By Simon Bond

This is the biggest player in the history of the world.” So stated Lee Kuan Yew to Graham Allison, Director of Harvard Kennedy School’s Belfer Center for Science and International Affairs.

Graham Allison has written a deeply-insightful book entitled Destined for War: Can America and China Escape Thucydides’s Trap? Thucydides showed how “it was the rise of Athens and the fear that this installed in Sparta that made war inevitable.” Henry Kissinger is quoted on the dust-jacket of the book as follows: “I can only hope that the US-China relationship becomes the fifth case to resolve itself peacefully, rather than the thirteenth to result in war.” Few Americans appreciate how fast and far China has advanced.

We quote as follows: In my national security course at Harvard, my lecture on China begins with a quiz. The first question asks students to compare China and the United States in 1980 with their current rankings. Repeatedly, students are shocked at what they see. One glance at the chart with numbers from 2015 should explain why. In a single generation, a nation that did not appear on any of the international league tables has vaulted into the top spot.

In 1980, China’s gross domestic product (GDP) was less than $300 billion; by 2015, it was $11 trillion making it the world’s second-largest economy by market exchange rates. In 1980, China’s trade with the outside world amounted to less than $40 billion; by 2015, it had increased one hundredfold, to $4 trillion.
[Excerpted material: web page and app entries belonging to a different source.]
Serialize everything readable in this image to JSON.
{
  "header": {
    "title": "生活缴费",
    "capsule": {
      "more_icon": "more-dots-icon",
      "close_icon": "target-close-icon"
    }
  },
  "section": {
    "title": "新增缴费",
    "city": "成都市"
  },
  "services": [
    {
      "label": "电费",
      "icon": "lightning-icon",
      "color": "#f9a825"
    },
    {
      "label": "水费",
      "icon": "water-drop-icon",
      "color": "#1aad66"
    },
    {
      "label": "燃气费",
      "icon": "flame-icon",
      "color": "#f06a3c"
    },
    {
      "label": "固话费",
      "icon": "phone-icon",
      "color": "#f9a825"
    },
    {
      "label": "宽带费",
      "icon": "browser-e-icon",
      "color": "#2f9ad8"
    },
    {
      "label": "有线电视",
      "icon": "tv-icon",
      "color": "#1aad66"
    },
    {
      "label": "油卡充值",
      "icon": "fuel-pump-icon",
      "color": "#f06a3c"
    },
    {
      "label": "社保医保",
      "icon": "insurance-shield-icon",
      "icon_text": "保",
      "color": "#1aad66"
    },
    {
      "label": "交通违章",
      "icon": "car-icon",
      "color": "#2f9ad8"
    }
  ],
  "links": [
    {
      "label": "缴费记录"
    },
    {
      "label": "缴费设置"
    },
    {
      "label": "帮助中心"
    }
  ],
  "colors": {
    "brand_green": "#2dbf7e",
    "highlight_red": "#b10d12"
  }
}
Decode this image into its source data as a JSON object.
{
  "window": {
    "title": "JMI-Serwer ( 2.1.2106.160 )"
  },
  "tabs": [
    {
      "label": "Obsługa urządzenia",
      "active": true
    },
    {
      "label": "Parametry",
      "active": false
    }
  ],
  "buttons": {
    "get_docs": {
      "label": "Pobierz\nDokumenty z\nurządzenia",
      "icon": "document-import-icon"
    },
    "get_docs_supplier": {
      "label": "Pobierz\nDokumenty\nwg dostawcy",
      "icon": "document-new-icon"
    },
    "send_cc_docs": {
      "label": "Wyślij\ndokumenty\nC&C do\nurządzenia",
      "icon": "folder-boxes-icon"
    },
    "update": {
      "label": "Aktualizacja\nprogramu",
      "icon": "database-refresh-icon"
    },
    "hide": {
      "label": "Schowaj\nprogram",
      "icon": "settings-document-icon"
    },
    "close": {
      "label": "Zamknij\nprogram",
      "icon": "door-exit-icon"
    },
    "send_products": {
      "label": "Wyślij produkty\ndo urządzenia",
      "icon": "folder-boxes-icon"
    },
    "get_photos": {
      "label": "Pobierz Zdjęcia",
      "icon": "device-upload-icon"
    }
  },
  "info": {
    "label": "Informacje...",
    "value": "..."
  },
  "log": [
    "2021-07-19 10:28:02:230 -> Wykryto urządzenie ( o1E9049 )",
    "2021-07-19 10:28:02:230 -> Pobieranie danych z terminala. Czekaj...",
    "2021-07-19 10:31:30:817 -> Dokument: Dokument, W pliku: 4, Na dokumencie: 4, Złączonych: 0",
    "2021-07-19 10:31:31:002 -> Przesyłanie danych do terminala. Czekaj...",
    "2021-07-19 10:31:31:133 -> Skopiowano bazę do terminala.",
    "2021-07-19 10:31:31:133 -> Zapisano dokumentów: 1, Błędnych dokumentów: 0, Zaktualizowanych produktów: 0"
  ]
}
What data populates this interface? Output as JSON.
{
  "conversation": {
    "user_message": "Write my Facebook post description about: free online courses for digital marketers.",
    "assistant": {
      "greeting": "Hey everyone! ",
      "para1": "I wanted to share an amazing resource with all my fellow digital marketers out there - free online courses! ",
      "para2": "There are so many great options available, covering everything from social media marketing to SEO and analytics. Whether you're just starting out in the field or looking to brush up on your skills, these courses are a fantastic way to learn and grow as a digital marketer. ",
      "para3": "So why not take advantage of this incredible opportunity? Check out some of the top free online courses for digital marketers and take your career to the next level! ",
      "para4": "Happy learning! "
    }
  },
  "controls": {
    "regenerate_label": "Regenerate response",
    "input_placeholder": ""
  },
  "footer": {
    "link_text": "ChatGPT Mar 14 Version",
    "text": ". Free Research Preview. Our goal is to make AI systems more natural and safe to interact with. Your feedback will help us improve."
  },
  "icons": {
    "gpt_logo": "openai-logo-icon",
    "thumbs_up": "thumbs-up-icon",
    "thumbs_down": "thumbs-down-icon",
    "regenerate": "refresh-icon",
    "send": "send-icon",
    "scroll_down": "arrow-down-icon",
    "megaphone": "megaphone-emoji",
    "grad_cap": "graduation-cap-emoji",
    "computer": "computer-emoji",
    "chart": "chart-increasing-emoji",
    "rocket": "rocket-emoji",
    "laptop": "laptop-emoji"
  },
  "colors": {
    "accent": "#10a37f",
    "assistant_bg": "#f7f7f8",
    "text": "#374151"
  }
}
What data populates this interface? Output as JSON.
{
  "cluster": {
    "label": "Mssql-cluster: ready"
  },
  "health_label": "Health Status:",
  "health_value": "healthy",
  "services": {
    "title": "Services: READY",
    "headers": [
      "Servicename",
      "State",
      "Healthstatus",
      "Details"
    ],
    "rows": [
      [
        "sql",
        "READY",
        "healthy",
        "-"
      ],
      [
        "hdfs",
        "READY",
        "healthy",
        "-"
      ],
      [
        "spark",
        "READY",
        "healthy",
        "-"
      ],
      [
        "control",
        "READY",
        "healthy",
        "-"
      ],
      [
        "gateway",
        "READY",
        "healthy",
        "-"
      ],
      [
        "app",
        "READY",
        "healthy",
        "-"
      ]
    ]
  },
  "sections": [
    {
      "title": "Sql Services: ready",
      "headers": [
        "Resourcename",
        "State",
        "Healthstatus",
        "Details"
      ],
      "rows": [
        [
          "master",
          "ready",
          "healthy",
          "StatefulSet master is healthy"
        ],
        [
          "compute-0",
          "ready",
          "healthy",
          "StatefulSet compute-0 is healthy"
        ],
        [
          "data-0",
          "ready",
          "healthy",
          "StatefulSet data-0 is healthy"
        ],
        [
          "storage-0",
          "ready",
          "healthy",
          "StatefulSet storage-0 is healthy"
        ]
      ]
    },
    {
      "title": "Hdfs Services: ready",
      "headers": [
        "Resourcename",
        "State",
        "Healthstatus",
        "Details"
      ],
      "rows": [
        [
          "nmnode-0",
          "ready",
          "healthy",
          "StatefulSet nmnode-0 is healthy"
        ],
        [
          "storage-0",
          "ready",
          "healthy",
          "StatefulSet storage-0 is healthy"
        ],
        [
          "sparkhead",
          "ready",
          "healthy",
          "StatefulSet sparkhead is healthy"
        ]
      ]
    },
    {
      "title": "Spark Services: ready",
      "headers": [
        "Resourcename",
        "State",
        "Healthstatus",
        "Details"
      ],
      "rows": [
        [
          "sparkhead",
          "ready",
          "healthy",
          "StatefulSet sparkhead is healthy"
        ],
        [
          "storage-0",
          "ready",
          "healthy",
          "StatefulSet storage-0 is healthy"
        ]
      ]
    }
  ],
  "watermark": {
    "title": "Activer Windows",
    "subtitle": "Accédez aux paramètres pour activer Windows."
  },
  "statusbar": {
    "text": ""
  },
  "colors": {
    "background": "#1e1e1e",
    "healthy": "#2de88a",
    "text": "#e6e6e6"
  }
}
For every two-year period since 2008, the increment of growth in China’s GDP has been larger than the entire economy of India. Even at its lowest growth rate in 2015, China’s economy created a Greece every sixteen weeks and an Israel every twenty-five weeks. During its own remarkable progress between 1860 and 1913, when the United States shocked European capitals by surpassing Great Britain to become the world’s largest economy, America’s annual growth averaged 4 percent.

China's "One Belt One Road" strategy continues to enlarge by the day. 


Since 1980, China’s economy has grown at 10 percent a year. According to the Rule of 72—divide 72 by the annual growth rate to determine when an economy or investment will double the Chinese economy has doubled every seven years. Most students are stunned to learn that on most indicators, China has already surpassed the United States. As the largest producer of ships, steel, aluminum, furniture, clothing, textiles, cell phones, and computers, China has become the manufacturing powerhouse of the world. Students are even more surprised to discover that China has also become the world’s largest consumer of most products. America was the birthplace of the automobile, but China is now both the largest automaker and the largest auto market.

Chinese consumers bought twenty million cars in 2015, three million more than were sold in the U.S. China also has the world’s largest number of Internet users. China imported more oil, consumed more energy, and installed more solar power than any other nation. Perhaps most devastatingly for America’s self conception, in 2016 as it has since the 2008 worldwide financial crisis. China continued to serve as the primary engine of global economic growth.

Lee Kuan Yew saw the [balance of power] as a fundamental building block in understanding relations among nations. But, he explained, “in the old concept, balance of power meant largely military power. In today’s terms, it is a combination of economic and military, and I think the economic outweighs the military.”

China primarily conducts foreign policy through economics because, to put it bluntly, it can. It is currently the largest trading partner for over 130 countries including all the major Asian economies. Its trade with members of the Association of Southeast Asian Nations accounted for 15 percent of ASEAN’s total trade in 2015, while the US accounted for only 9 percent.

This imbalance will accelerate in the absence of the Trans-Pacific Partnership as China moves quickly to establish its own equivalent in an emerging co-prosperity area. “History,” Kissinger observed in his first book, “is the memory of states.” This memory bears heavily on future national decisions. Both the American and Chinese militaries acknowledge that the US has lost, or at least failed to win, four of the five major wars it has entered since World War II. (Korea was at best a draw, Vietnam a loss, and Iraq and Afghanistan unlikely to turn out well. Only President George H. W. Bush’s war in 1991 to force Saddam Hussein’s Iraq to retreat from Kuwait counts as a clear win.) Reflecting on that record, former secretary of defense Robert Gates stated the obvious: “In my opinion, any future defense secretary who advises the president to again send a big American land army into Asia or into the Middle East or Africa should ‘have his head examined,’ as General MacArthur so delicately put it.”

In recent decades, Americans and the policymakers sending American troops to war have also displayed an ever-lower tolerance for losing American lives in combat. The impact of this casualty aversion is severe: military planners now rule out entire categories of operations because of their risk to soldiers, while politicians speak less and less of victory and more and more of protecting troops.

The timing of the elevation of US Cyber Security to the same level of Strategic Command is by no means a coincidence.